This year 4th June was the sixtieth anniversary of the Queen’s Coronation.  Happy anniversary, Mrs. Windsor.  And then; happy birthday, Mrs. Windsor!

In Britain the reigning monarch has an ‘official birthday’ – rather like a horse, and for oddly similar reasons.   As head of the Commonwealth, the monarch’s birthday is excuse for a good knees up in various nations across the world, and the best possibility of a nice day  for a party in Britain would place the occasion in summer, hence June.  The Queen’s real birthday is April 21st, by the way.

Horses also have ‘official birthdays’.  Horses’ birthdays are adjusted (January 1st for UK, August 1st for Australia) so a new batch of foals will be old enough, broken and ready for racing when the season begins.  Why am I so intent on making this connection?  Well, one good reason would be the Queen’s well-advertised interest in thoroughbred horses, but my personal excuse is much more to do with ‘Royal Occasions’, in which nearly all the splendid men in funny costumes are supported by shiny-flanked horses.  There are hundreds!  

Now I am not one of the world’s great equestrians.  Only once did I come together with a horse in a riding sort of way and I fell off.  The relationship ended there.   However, that doesn’t mean we didn’t remain friends; so I have always worried.   Horses are expensive to maintain, and like so many of us in later life can become hostage to fortune.   I worry about the horse that has outlived its useful years, the older animal about to embark upon retirement:  what happens to all those cavalry giants when their time comes to go out to grass?

ImageAppleby Horse Fair begins on 6th June.  This week, 40,000 people will descend upon the narrow roads of a little country town with a residential population of only a few thousand.   And for many the journey will be made from afar in a traditional gypsy wagon.  Appleby is the gypsy Mecca, renowned throughout the Romany world certainly, and a pretty formative experience for anybody else who tries to pass through the town in the course of the next ten days.

Apart from fights and dubious car sales, the business of the fair is trading horses which, before they are ‘demonstrated’ at the gallop on a course known as the ‘Mad Mile’ are washed to glory in the local river by their riders.  These are for the most part gypsy cobs – horses better suited to pulling those wagons – and the element of spectacle is introduced by the bare-back rides, which can be quite dramatic.
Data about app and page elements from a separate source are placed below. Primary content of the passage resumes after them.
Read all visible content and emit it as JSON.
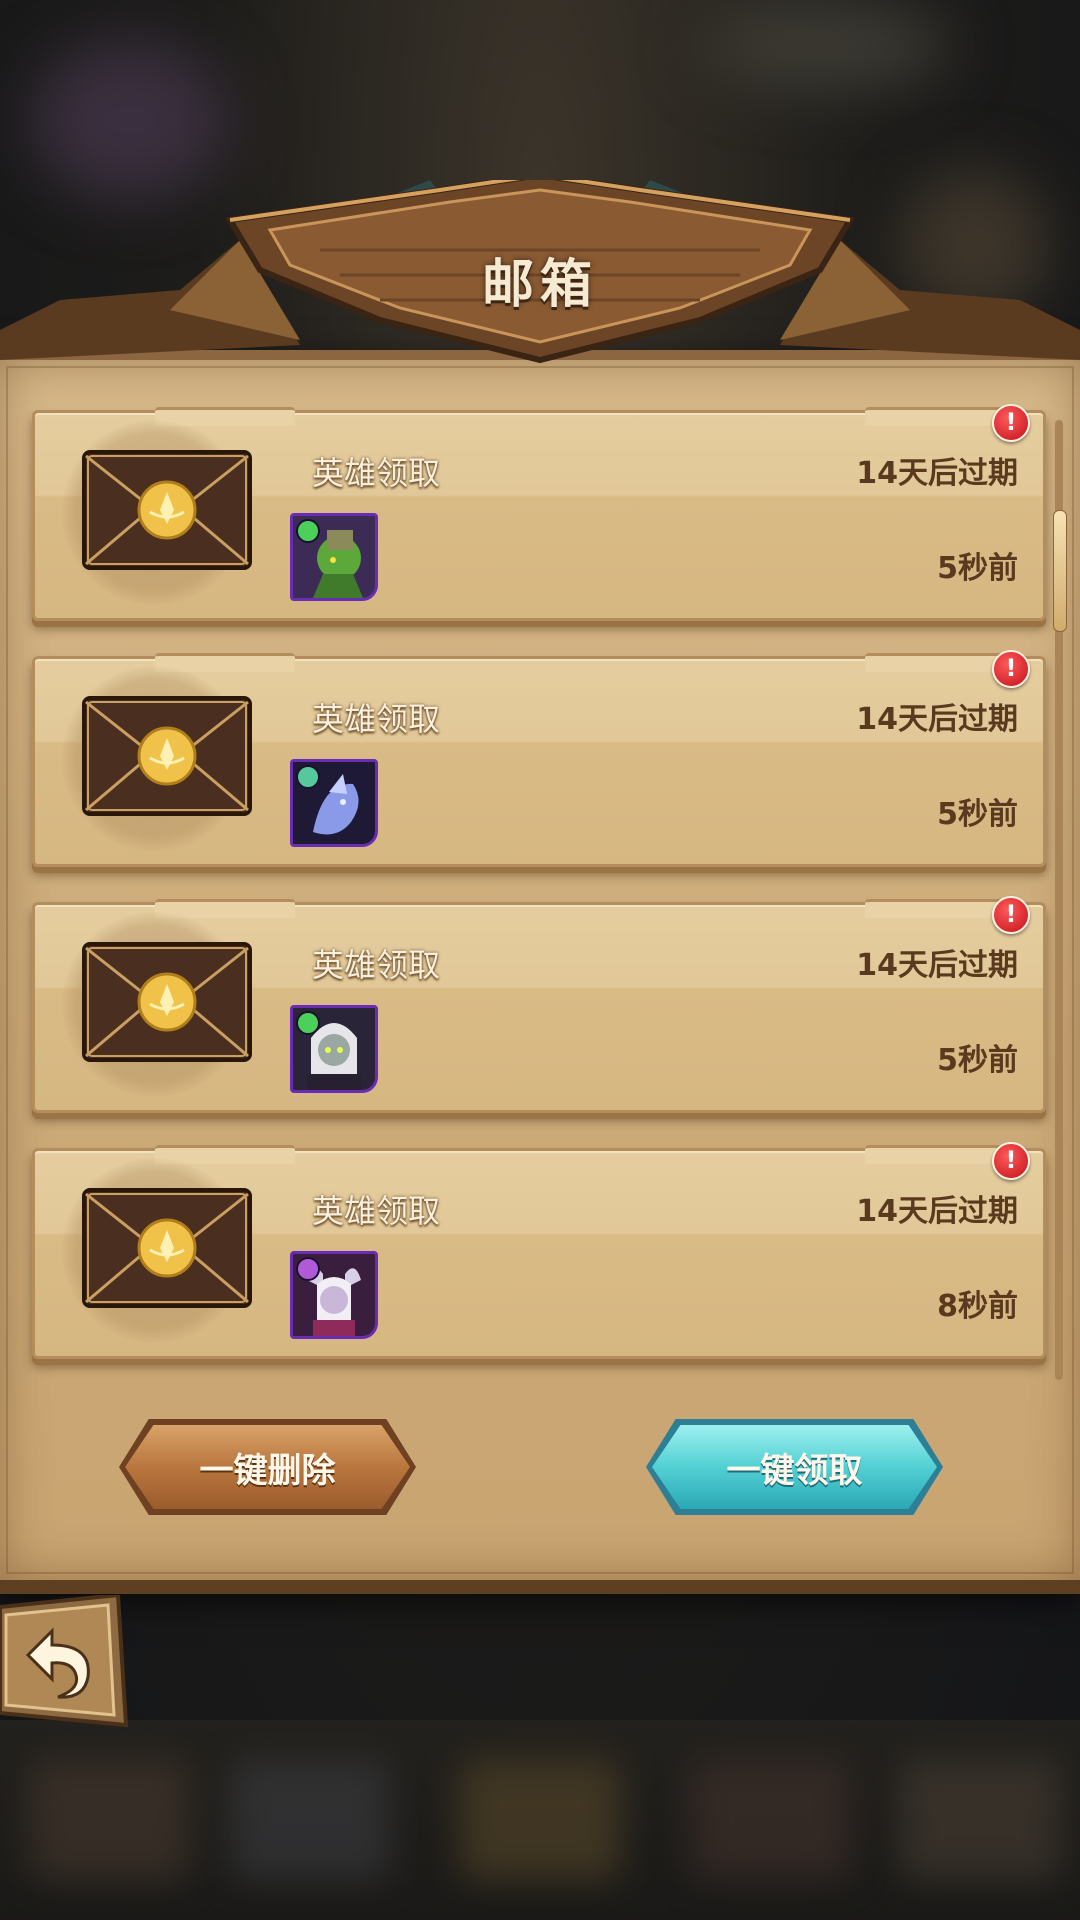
{
  "header": {
    "title": "邮箱"
  },
  "mails": [
    {
      "subject": "英雄领取",
      "expire": "14天后过期",
      "time": "5秒前",
      "badge": "!",
      "hero_icon": "green-goblin-hero-icon",
      "faction_color": "#4bd05a"
    },
    {
      "subject": "英雄领取",
      "expire": "14天后过期",
      "time": "5秒前",
      "badge": "!",
      "hero_icon": "blue-dragon-hero-icon",
      "faction_color": "#56c89a"
    },
    {
      "subject": "英雄领取",
      "expire": "14天后过期",
      "time": "5秒前",
      "badge": "!",
      "hero_icon": "silver-hair-hero-icon",
      "faction_color": "#4bd05a"
    },
    {
      "subject": "英雄领取",
      "expire": "14天后过期",
      "time": "8秒前",
      "badge": "!",
      "hero_icon": "horned-demon-hero-icon",
      "faction_color": "#b05ad8"
    }
  ],
  "buttons": {
    "delete_all": "一键删除",
    "claim_all": "一键领取"
  },
  "colors": {
    "panel": "#d4b37f",
    "claim_button": "#52d0d4",
    "delete_button": "#b9763e",
    "badge": "#d41e24"
  }
}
When the fair is over those horses will return to their gypsy life, meaning anything from grazing on a tether beside some busy road to pulling the carts and traps their owners use for either business or travel.  Alas some, the old and the work-weary, will enjoy a less certain future.  I am not saying that all gypsy horses are treated badly – there is an old phrase that goes something like ‘gypsy gold gleams by day and neighs by night’ – and certainly many will enjoy active retirement. Some, though, will be neglected, some will simply be turned loose to fend for themselves, and some will be sold for meat.
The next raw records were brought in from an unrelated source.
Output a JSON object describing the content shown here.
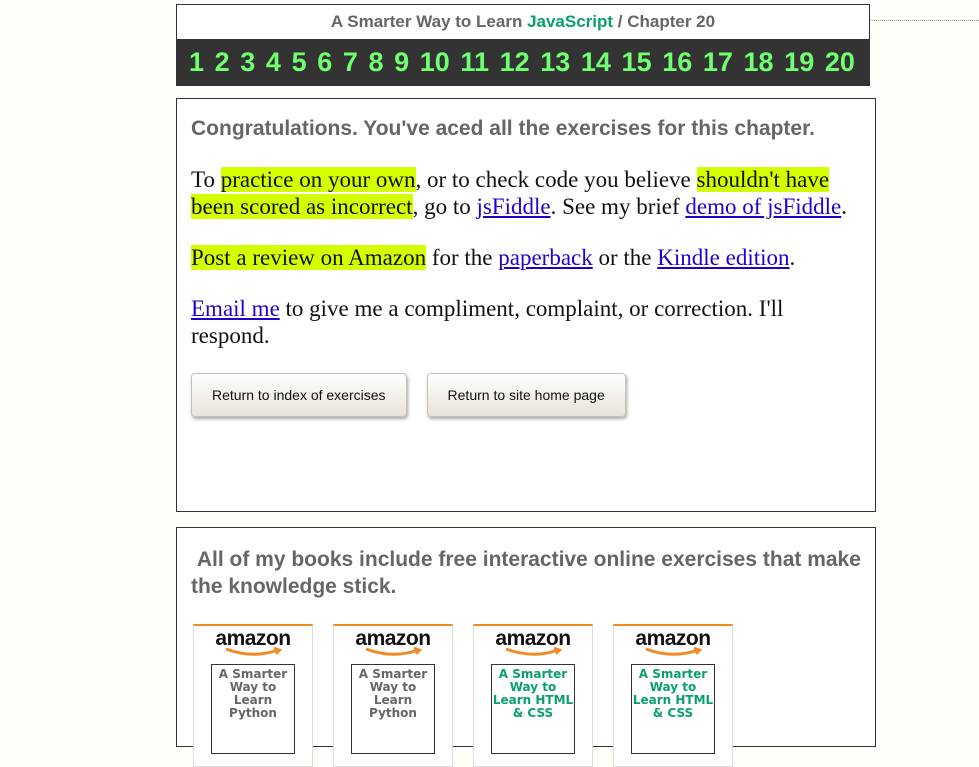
{
  "header": {
    "title_prefix": "A Smarter Way to Learn ",
    "title_accent": "JavaScript",
    "title_suffix": " / Chapter 20",
    "accent_color": "#0aa06e",
    "chapters": [
      "1",
      "2",
      "3",
      "4",
      "5",
      "6",
      "7",
      "8",
      "9",
      "10",
      "11",
      "12",
      "13",
      "14",
      "15",
      "16",
      "17",
      "18",
      "19",
      "20"
    ]
  },
  "content": {
    "congrats": "Congratulations. You've aced all the exercises for this chapter.",
    "p1": {
      "t1": "To ",
      "hl1": "practice on your own",
      "t2": ", or to check code you believe ",
      "hl2": "shouldn't have been scored as incorrect",
      "t3": ", go to ",
      "link1": "jsFiddle",
      "t4": ". See my brief ",
      "link2": "demo of jsFiddle",
      "t5": "."
    },
    "p2": {
      "hl": "Post a review on Amazon",
      "t1": " for the ",
      "link1": "paperback",
      "t2": " or the ",
      "link2": "Kindle edition",
      "t3": "."
    },
    "p3": {
      "link": "Email me",
      "t1": " to give me a compliment, complaint, or correction. I'll respond."
    },
    "buttons": {
      "index": "Return to index of exercises",
      "home": "Return to site home page"
    },
    "highlight_color": "#d4ff00"
  },
  "books": {
    "heading": " All of my books include free interactive online exercises that make the knowledge stick.",
    "items": [
      {
        "store": "amazon",
        "cover": "A Smarter Way to Learn Python"
      },
      {
        "store": "amazon",
        "cover": "A Smarter Way to Learn Python"
      },
      {
        "store": "amazon",
        "cover": "A Smarter Way to Learn HTML & CSS"
      },
      {
        "store": "amazon",
        "cover": "A Smarter Way to Learn HTML & CSS"
      }
    ]
  }
}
On royal occasions or at horse fairs, the RSPCA are always in evidence, always watching.  But the chances are they will be far more engaged at the latter than the former.  Cruelty has always been an issue where the treatment of horses is concerned.   Once the occasion is over and those spectacular creatures which make it so special are scattered once more to their respective homes, it is far more difficult to be vigilant.

I have few fears for the cavalry giants:  well-heeled patrons buy them at their working life’s end and charities step in when public generosity fails.   Sadly, it is less likely the gypsy cob’s life will come to a natural conclusion, be there ever so many kind hearts out there ready to help if they can.  The numbers are simply too great, the documentation – or traceability if you prefer – too scant, if it exists at all.

Spare a thought, please, for these poorer cousins, for in Britain the class divide doesn’t stop at people.  Or if this doesn’t move you, forgive my tenuous link to a past post when I offer you instead:

frozen Lasagne, anyone?